Would be glad to share.
To start, my ISP provides a bridged Ethernet all the way to my business
via SDSL. So before, I just plugged the Ethernet right into the WAN of
m0n0wall and used Arp Proxy to fill in the first 8 IP addresses.
Everything worked great, but later on, I needed a few more IP and
bandwidth to boot. I ordered another line of bridged Ethernet to my
business and when it got here, I had the same question as you did. How
do I get both of them into m0n0wall. I read around on the mailing list,
found on that m0n0wall only supported one physical WAN device. So I
started to think, well it's all bridged to the same place, just down two
different pipes. So I went out and bought a basic 10/100 netgear
switch, connected both pipes Ethernet to the switch and m0n0wall to the
switch. Since both pipes had my IP's in the same range and gateway
address, I also knew that each circuit is only set to respond with data
exchange for certain IP address, so the first 8 map out pipe #1 and the
last 2 map out pipe #2. The only thing m0n0wall needed was 2 more proxy
arp entries so that the IPs from pipe #2 could interact with data
exchange. So when data flows in from the first 8 IP address on pipe #1,
m0n0wall catches it, when data comes in from IP address on pipe #2,
m0n0wall works with them as well. When data connections are going out,
I used advanced outbound NAT to control which pipe outbound data is
going via it's IP address. I use pipe #2 to handle all my VoIP traffic,
so all my VoIP adapters are set with a pseudo static internal LAN
address and mapped outbound on one of the IP address of pipe #2,
everything else maps outbound on pipe #1 depending on if it's web, mail,
The only downside is that the traffic graph shows all traffic combined,
so I can't tell which pipe it's using bandwidth from, only that I have
twice more bandwidth going out than a single pipe can handle. I've also
done the whole thing of using computers to visit sites like
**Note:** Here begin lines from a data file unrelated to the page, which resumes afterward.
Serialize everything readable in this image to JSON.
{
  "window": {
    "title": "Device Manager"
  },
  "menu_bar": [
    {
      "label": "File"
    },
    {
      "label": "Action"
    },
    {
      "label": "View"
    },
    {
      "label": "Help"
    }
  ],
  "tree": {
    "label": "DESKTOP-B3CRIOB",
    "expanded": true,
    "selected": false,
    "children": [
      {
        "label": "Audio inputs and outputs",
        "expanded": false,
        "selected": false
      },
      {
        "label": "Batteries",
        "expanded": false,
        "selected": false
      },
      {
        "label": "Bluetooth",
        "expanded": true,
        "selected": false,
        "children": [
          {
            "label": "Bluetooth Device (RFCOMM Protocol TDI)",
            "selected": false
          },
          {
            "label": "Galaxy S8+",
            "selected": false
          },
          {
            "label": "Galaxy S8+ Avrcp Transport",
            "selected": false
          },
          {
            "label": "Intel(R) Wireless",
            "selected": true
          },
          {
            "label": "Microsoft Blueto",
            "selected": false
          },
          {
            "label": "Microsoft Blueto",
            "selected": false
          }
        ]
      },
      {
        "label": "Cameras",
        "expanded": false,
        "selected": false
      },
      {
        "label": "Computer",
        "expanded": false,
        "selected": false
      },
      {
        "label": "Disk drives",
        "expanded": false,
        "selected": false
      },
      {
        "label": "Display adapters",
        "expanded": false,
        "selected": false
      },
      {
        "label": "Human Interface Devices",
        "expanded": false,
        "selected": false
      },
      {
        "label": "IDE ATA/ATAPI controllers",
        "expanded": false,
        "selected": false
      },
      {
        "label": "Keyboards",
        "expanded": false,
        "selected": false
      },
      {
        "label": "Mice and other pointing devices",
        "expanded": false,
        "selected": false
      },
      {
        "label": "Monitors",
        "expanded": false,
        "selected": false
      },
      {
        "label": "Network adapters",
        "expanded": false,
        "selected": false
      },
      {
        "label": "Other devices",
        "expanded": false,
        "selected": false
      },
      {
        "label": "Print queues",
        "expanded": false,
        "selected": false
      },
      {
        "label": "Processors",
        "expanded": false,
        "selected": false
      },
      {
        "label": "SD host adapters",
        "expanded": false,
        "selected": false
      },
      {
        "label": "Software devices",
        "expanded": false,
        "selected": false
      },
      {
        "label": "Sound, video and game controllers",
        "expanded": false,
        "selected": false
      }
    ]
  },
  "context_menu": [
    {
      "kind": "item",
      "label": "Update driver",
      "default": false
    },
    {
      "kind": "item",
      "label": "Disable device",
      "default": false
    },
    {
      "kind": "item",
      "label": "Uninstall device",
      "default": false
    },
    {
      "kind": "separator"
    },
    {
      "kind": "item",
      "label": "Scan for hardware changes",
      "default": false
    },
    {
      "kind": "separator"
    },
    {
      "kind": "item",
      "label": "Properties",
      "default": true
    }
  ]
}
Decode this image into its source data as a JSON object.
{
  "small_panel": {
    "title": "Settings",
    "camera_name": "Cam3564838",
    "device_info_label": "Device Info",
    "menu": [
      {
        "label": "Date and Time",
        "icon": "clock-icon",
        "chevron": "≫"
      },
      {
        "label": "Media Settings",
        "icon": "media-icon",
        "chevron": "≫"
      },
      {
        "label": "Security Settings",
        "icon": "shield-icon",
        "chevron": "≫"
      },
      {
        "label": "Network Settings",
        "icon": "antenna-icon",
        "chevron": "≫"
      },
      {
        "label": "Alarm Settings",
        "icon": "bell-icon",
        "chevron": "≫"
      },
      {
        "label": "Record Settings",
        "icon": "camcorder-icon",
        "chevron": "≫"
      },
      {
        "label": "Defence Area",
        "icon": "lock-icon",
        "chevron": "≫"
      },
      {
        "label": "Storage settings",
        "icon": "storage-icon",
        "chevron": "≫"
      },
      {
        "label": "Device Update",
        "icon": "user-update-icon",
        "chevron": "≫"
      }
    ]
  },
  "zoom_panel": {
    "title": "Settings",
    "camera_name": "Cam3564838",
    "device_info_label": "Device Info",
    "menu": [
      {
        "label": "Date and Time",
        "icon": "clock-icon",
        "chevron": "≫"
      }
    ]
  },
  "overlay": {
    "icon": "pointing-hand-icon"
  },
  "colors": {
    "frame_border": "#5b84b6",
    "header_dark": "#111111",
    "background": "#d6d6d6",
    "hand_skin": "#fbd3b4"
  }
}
whatismyip.com to show you what IP address you are connecting from. So
I know this is working the way I set it up.
The only way I see this not working is if the two pipes are not in the
same range (one is 64.222.111.XXX and the other is 209.222.111.XXX) and
thus would not share a common gateway. So if you have 3 pipes from 3
different ISP, it's probably not going to work the way I described above.
> you have proxy arp entries for all 10 WAN IP addresses?
> Could you let us have more details of your network? Sounds quite interesting.
> On 3/16/06, KnightMB <knightmb at knightmb dot dyndns dot org> wrote:
>> m0n0wall may not handle 3 physical WAN cards, but it can certainly
>> handle 3 WAN addresses. I use 10 WAN IPs on mine. Just use a switch to
>> link all the WANs together, then connect the switch to the WAN of
>> m0n0wall and use the Proxy Arp to map all WAN that m0n0wall responds
>> to. Works like a charm then :-)